*Work task*. Please copy each line below that contains the word "title".

[Stored entries]
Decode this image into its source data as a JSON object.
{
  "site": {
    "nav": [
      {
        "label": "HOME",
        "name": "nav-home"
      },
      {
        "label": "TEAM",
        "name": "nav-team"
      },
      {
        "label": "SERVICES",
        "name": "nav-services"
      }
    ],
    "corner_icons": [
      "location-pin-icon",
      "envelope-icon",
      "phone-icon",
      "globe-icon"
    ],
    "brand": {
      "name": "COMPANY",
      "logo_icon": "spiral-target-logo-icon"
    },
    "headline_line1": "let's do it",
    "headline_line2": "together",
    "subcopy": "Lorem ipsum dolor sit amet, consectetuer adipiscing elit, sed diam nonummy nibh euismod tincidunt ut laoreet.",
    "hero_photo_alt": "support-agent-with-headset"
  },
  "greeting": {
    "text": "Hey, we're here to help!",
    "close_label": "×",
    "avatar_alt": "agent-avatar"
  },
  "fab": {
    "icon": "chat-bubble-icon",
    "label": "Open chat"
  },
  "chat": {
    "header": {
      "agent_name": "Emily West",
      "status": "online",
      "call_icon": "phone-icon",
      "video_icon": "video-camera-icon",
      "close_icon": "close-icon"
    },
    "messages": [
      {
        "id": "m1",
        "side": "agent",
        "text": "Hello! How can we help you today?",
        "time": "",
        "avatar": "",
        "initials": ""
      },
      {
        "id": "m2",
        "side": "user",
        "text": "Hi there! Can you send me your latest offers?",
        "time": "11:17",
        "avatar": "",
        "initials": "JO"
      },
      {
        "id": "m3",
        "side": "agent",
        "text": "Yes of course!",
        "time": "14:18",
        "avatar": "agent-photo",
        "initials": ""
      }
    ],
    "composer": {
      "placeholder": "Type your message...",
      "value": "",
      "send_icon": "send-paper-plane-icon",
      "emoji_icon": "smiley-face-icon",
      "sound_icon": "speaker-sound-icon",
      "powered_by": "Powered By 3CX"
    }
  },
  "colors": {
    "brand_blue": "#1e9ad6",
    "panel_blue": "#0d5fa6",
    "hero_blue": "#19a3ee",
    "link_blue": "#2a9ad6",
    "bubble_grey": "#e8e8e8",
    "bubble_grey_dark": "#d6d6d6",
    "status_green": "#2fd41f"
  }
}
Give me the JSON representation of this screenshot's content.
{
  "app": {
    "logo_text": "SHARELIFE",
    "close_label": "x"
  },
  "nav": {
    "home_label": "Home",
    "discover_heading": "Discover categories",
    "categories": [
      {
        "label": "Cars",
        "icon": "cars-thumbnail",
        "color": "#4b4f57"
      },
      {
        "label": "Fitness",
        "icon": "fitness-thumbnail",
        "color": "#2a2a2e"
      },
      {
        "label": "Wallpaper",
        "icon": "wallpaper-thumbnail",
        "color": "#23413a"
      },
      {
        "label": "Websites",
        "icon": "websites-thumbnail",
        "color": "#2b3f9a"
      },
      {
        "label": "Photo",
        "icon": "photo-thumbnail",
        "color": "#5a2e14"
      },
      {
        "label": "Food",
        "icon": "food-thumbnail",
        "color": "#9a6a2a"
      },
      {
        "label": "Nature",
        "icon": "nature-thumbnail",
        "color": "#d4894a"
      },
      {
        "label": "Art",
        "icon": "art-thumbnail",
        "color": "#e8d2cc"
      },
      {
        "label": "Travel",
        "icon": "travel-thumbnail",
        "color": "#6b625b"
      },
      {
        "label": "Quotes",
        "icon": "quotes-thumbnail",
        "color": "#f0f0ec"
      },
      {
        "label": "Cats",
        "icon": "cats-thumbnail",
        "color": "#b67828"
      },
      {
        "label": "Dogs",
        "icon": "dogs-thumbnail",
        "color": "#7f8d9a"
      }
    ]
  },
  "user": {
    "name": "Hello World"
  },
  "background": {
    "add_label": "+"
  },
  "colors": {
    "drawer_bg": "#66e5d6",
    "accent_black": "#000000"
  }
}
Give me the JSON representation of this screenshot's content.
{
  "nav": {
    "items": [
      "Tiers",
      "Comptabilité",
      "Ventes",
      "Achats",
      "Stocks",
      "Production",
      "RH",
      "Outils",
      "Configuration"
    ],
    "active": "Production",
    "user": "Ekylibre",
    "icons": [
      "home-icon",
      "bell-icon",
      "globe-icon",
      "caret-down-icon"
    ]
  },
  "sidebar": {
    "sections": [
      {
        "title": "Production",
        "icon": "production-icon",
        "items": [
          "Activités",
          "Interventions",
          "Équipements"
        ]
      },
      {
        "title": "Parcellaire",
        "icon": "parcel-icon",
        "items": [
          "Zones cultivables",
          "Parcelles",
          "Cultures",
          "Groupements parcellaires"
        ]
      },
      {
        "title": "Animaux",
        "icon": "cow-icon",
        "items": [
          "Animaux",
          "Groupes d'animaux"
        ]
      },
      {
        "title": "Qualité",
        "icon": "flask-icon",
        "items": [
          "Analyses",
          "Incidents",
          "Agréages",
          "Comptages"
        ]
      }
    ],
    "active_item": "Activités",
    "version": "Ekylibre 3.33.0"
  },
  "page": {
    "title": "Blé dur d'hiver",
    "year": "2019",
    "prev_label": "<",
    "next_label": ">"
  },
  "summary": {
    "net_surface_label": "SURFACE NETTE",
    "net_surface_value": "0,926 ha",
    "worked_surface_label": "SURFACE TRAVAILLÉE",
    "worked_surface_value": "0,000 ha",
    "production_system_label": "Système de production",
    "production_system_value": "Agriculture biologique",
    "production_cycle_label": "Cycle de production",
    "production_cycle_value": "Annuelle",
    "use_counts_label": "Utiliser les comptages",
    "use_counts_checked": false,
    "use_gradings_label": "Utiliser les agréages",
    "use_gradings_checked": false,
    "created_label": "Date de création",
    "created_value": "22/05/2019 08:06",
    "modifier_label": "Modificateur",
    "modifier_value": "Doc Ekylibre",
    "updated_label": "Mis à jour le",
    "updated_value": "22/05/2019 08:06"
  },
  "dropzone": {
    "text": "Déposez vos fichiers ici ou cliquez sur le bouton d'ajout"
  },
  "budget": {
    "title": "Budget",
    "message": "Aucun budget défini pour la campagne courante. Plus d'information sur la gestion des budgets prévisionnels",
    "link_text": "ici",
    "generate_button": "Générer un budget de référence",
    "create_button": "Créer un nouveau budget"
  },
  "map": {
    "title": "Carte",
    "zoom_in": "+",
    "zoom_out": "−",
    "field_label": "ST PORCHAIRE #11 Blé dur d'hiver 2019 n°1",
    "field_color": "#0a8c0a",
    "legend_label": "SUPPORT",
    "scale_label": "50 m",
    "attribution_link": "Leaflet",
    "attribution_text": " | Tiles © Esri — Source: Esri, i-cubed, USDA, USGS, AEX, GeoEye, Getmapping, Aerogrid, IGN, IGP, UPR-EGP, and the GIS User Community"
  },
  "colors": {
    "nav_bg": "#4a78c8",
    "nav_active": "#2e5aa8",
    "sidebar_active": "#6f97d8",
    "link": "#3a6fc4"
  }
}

*Finished exercise*.
        "title": "Production",
        "title": "Parcellaire",
        "title": "Animaux",
        "title": "Qualité",
    "title": "Blé dur d'hiver",
    "title": "Budget",
    "title": "Carte",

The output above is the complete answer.